Entries shown Start Marker
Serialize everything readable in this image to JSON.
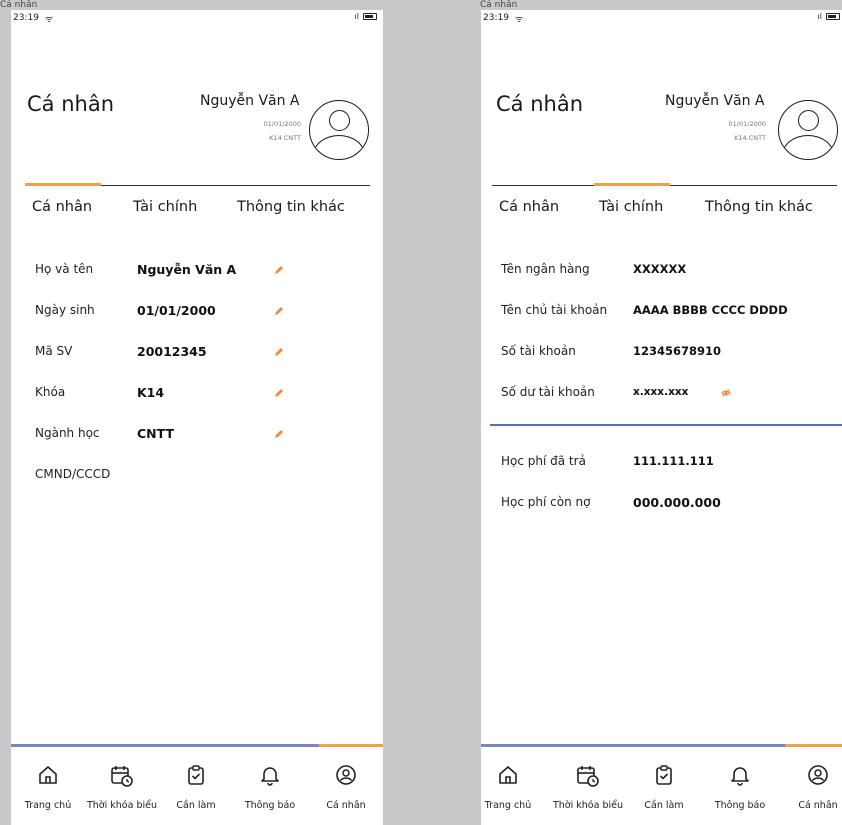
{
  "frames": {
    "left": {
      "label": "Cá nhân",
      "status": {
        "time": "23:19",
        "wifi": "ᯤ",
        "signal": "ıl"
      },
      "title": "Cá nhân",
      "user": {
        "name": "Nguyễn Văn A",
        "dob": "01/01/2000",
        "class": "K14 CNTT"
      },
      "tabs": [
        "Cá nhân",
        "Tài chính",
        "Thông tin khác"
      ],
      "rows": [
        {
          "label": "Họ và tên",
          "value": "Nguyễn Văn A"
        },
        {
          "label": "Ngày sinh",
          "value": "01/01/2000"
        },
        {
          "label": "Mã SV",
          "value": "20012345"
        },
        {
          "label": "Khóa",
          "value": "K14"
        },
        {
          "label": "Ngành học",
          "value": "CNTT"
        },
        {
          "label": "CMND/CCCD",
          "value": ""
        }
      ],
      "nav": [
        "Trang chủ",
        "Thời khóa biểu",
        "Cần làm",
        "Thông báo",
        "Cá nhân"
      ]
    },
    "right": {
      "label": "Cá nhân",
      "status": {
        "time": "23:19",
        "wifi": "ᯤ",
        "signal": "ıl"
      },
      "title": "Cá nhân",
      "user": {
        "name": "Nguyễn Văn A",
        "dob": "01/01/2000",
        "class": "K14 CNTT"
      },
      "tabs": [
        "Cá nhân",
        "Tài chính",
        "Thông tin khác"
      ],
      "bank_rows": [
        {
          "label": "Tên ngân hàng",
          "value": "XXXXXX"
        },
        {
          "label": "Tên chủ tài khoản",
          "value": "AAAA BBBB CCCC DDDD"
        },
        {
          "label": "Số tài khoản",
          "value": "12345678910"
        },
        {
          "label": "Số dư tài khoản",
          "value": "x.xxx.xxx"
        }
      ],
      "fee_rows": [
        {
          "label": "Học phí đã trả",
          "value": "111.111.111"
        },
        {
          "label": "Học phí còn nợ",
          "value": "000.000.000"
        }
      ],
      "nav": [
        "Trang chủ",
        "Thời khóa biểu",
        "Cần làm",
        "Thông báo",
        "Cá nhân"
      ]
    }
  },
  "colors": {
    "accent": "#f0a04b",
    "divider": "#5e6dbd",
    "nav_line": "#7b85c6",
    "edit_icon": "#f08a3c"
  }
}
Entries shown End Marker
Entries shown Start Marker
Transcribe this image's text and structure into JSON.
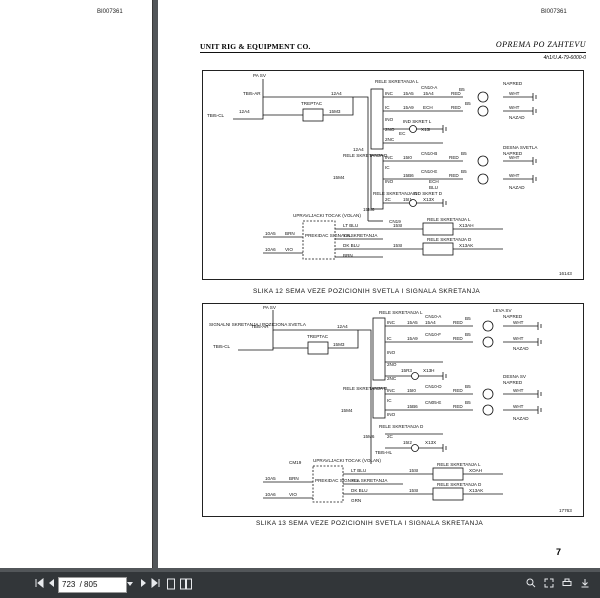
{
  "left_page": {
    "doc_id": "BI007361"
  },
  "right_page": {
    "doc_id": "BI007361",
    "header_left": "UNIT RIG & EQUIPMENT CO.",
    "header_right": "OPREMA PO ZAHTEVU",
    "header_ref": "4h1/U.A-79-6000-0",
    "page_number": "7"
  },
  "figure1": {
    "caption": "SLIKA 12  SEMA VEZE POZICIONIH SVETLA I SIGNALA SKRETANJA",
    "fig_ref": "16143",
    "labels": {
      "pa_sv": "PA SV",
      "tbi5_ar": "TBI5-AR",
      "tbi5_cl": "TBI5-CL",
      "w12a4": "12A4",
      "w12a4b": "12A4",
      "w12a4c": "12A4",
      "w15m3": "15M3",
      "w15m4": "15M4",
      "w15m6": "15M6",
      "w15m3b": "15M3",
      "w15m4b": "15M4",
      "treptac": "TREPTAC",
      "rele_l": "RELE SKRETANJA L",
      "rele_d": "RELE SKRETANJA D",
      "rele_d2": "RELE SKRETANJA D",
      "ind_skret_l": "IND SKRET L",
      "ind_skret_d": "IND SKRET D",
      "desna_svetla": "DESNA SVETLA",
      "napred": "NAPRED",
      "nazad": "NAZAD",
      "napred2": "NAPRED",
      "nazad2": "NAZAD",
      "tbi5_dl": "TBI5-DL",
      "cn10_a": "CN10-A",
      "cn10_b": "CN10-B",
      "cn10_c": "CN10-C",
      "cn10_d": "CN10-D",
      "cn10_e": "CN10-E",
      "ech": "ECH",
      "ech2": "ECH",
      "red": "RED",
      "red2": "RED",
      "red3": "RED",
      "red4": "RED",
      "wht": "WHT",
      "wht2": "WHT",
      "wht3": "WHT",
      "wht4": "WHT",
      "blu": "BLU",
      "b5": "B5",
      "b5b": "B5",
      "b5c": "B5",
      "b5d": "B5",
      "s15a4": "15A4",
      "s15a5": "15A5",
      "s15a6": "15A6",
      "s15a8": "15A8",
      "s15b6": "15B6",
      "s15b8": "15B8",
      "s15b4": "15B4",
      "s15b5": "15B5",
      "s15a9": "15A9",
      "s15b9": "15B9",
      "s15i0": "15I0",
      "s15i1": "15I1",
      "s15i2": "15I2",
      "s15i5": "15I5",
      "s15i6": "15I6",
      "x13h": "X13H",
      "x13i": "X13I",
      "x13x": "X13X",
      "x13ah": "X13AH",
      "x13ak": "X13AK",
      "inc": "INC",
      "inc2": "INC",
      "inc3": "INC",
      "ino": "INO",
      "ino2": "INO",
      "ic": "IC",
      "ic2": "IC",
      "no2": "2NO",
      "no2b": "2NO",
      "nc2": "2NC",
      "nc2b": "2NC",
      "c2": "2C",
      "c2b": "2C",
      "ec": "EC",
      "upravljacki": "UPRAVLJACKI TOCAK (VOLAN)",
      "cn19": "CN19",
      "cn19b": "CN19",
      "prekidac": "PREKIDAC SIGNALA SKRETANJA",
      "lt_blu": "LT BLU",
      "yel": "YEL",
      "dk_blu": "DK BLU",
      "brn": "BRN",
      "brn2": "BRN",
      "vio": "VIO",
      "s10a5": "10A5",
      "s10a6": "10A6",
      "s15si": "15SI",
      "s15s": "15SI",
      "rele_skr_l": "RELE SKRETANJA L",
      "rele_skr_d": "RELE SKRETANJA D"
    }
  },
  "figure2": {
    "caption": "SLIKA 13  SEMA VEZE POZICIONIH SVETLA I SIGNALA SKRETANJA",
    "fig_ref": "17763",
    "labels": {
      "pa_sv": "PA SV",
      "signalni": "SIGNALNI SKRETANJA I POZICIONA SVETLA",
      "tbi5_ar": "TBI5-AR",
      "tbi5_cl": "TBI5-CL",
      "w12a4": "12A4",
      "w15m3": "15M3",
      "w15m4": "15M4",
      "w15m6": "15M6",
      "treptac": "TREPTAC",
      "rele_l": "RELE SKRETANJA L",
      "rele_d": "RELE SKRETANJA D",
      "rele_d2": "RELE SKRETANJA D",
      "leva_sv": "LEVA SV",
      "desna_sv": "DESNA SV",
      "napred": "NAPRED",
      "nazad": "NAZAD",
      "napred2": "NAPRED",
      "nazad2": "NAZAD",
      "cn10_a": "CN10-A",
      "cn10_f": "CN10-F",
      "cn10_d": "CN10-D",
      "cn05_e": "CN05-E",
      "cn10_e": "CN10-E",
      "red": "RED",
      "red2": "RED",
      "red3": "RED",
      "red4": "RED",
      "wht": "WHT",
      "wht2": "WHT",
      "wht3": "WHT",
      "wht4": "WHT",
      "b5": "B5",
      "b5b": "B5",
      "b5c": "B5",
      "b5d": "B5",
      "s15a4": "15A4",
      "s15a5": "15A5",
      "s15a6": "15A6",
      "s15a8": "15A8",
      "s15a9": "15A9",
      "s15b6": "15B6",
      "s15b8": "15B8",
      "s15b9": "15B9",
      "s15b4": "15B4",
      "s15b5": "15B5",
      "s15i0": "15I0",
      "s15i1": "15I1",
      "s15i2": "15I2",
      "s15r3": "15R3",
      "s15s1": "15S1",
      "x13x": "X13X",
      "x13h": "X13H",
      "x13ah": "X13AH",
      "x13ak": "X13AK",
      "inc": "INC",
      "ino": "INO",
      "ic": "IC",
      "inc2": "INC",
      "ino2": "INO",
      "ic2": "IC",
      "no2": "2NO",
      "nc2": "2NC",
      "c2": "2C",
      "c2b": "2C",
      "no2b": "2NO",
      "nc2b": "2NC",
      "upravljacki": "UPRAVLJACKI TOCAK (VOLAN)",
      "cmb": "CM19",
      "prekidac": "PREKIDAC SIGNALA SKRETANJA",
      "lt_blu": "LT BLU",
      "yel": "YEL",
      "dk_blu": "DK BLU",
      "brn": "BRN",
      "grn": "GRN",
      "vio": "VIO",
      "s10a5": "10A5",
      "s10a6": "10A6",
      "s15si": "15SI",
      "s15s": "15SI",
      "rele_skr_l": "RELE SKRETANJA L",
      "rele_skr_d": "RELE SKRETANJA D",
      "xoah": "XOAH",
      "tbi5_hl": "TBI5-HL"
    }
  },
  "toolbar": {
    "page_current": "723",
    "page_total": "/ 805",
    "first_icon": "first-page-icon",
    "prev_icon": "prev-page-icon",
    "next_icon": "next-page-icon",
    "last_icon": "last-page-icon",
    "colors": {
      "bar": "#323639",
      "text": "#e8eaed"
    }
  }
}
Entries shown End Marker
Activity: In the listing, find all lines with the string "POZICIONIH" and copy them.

Solved exercise:
    "caption": "SLIKA 12  SEMA VEZE POZICIONIH SVETLA I SIGNALA SKRETANJA",
    "caption": "SLIKA 13  SEMA VEZE POZICIONIH SVETLA I SIGNALA SKRETANJA",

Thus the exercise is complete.